This heartwarming story reminds us how satisfying it is to grow up surrounded by love. I Can Do It Too! affirms a little girl’s growing independence as she, too, can begin to do all the things she sees her parents, relatives and neighbors do: pouring juice at breakfast, strumming a guitar, and even riding a bike! The simple cadence of text and direct-to-the-heart art result in a book as warm and generous as its message, providing reading pleasure for toddlers, older siblings, and the grown-ups who love them.
This is the tale of Mufaro’s two daughters, two beautiful girls who react in different ways to the king’s search for a wife – one is aggressive and selfish, the other kind and dignified. The king takes on disguises to learn the true nature of both girls and of course chooses Nyasha, the kind and generous daughter, to be his queen.
A little girl longs to see beyond the scary sights on the sidewalk and the angry scribbling in the halls of her building. When her teacher writes the word beautifulon the blackboard, the girl decides to look for something beautiful in her neighborhood. Her neighbors tell her about their own beautiful things.

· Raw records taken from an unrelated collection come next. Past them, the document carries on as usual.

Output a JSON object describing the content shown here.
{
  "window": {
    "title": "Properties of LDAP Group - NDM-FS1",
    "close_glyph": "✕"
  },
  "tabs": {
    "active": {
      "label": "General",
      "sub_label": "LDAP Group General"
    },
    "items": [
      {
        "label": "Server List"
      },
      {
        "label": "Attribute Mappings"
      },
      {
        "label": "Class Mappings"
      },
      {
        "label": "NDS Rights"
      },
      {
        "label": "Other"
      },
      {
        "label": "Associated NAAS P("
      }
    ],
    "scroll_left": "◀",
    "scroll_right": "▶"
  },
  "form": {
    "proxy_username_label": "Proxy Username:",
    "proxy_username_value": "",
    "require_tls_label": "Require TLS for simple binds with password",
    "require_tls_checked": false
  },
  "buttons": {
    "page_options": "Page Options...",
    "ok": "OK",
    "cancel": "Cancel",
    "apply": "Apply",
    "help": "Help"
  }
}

AOP (American Opera Projects), and the Schomburg Center for Research in Black Culture will co-present an evening of scenes from Nkeiru Okoye‘s folk opera Harriet Tubman: When I Crossed That Line to Freedom that tells of how a young girl born in slavery, becomes Harriet Tubman, the legendary Underground Railroad conductor. The musical excerpts will be followed by an artist Q&A moderated by WQXR’s Terrance McKnight. The concert will be presented on Monday, December 9, 2013 at 6:30 PM at the Langston Hughes Auditorium: 515 Malcolm X Boulevard, New York, NY 10037-1801. General admission will be $10 ($8 for Schomburg Society Members) and available by calling (212) 491-2206 or visiting www.showclix.com/event/HarrietTubman.
Harriet Tubman will include performances by soprano Sumayya Ali (Lincoln Center, Berkshire Opera, Sarasota Opera), soprano Sequina DuBose (Lyric Opera of Chicago, Opera Memphis, PAB Theater), contralto Nicole Mitchell (Lincoln Center Festival, Sarasota Opera), tenor Clinton Ingram (Metropolitan Opera, New York City Opera, Teatro Real), and baritone Damian Norfleet (Perseverance Theater, AMAS Musical Theater, Prospect Theater Company). The evening will feature a string ensemble with music direction by Mila Henry, stage direction by Beth Greenberg (New York City Opera) and WQXR’s Terrance McKnight moderating a Q&A with the artists.
Using a mixture of opera and vernacular folk music, featuring gospel spirituals, ragtime, early blues, minstrel songs, work songs, call and responses, and field hollers, Harriet Tubman: When I Crossed That Line to Freedom tells this important chapter of American history in the context of Tubman’s tight-knit family of lively characters and two sisters vowing that nothing but death will separate them, despite the slavery threatening to tear them apart. The work is in development at Brooklyn-based AOP who has featured music from Tubman at venues such as Galapagos Art Space, SUNY Albany, and the Brooklyn Public Library Main Branch.
A semi-staged performance of the entire Harriet Tubman opera will be presented by AOP in February 2014 at Brooklyn’s Irondale Center as part of Lines of Freedom, a theatrical celebration of African-American history. Presentations of Harriet Tubman: When I Crossed That Line to Freedom are supported, in part, by public funds from the New York City Department of Cultural Affairs in partnership with the City Council and a generous grant from the National Endowment for the Arts (NEA) Art Works.